“a giant goofy anthropomorphic lion Muppet named Carlos popped out of the stage and began talking”
If you don’t know who Chance the Rapper is right now, where have you been? The Chicago MC took the rap world by force four years ago with his second mixtape Acid Rap, which was extremely well-received by critics and fans, and led to a swath of high-profile collaborations and late night TV appearances. His meteoric rise has been particularly fascinating since he has never sold a single album. You read that right, this man doesn’t even have a record deal.
Earlier this year Chance the Rapper released the hotly anticipated Colouring Book, and while the free-to-download aspect of his career didn’t change, the subject matter of his music absolutely did. This release was heavily gospel-inspired with themes that touched on family, spirituality, newfound fatherhood, and friendship. The tape was a massive step in a mature direction, but also alienated those who gravitated toward his older sound.
I had seen Chance on his first tour and thought he was an amazing showman, exhibiting great potential to become massive. So when the “Magnificent Colouring World Tour” was announced, I knew I had to be there. Unfortunately, I bought tickets before I registered for school, and the concert landed on the same night as a midterm. That night, I was feeling pretty bummed out after my midterm. I had no idea how I did, as every question felt like a trick. I came very close to just going to bed afterwards, but was convinced by my friend to at least check out what we could of the show.
We arrived halfway through Chance’s set, and took our seats just as “Smoke Break” came to an end. I’d heard that this tour was designed as a theatrical experience, and wouldn’t you know it, as soon as the song ended, a giant goofy anthropomorphic lion Muppet named Carlos popped out of the stage and began talking to Chance. The narrative of the show from the point I arrived had three distinct themes, with each bit of acting setting up a group of songs relevant to that theme, with the overall arc of Chance trying to find his path.
“There was a tangible vibe of positivity in the air that night.”

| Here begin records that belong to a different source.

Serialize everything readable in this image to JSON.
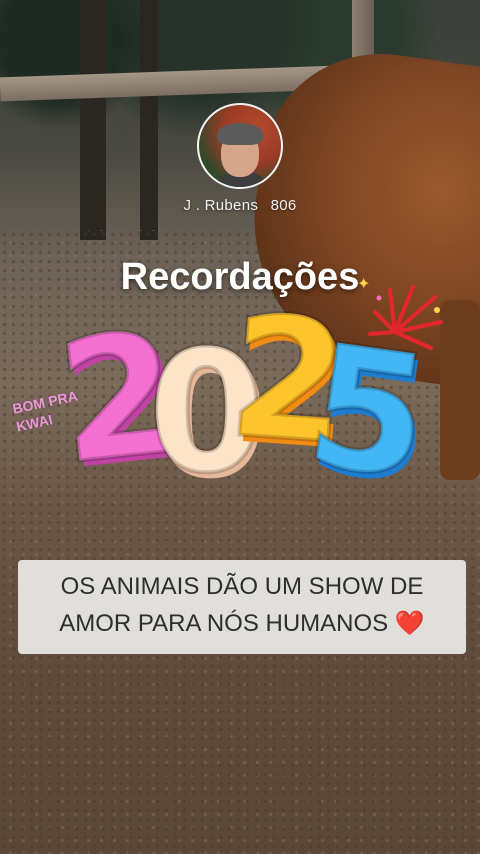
{
  "profile": {
    "name": "J . Rubens",
    "count": "806"
  },
  "overlay": {
    "title": "Recordações",
    "year_digits": [
      "2",
      "0",
      "2",
      "5"
    ],
    "watermark_line1": "BOM PRA",
    "watermark_line2": "KWAI"
  },
  "caption": {
    "line1": "OS ANIMAIS DÃO UM SHOW DE",
    "line2": "AMOR PARA NÓS HUMANOS",
    "emoji": "❤️"
  }
}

This show absolutely blew me away. The last time I saw Chance, he was an amazing performer, yet he somehow managed to get even better. He delivered every bar, hit every note, with such an infectious passion that I couldn’t help but be elevated by him. There was a tangible vibe of positivity in the air that night, especially as the narrative culminated in the final theme: gratitude. Chance is such a genuine performer that nothing that happened on stage ever seemed corny or preachy, an amazing feat considering the menagerie of puppets.
I can’t adequately express how much this show turned my night around. There is something so inspiring about watching someone perform at the peak of their ability and being truly grateful for people being there to support them. In retrospect, Drake seemed like a politician compared to Chance. I left the stadium that night on an Ultra Light Beam, thanks to Chance and the greatest after school special I’ve ever witnessed.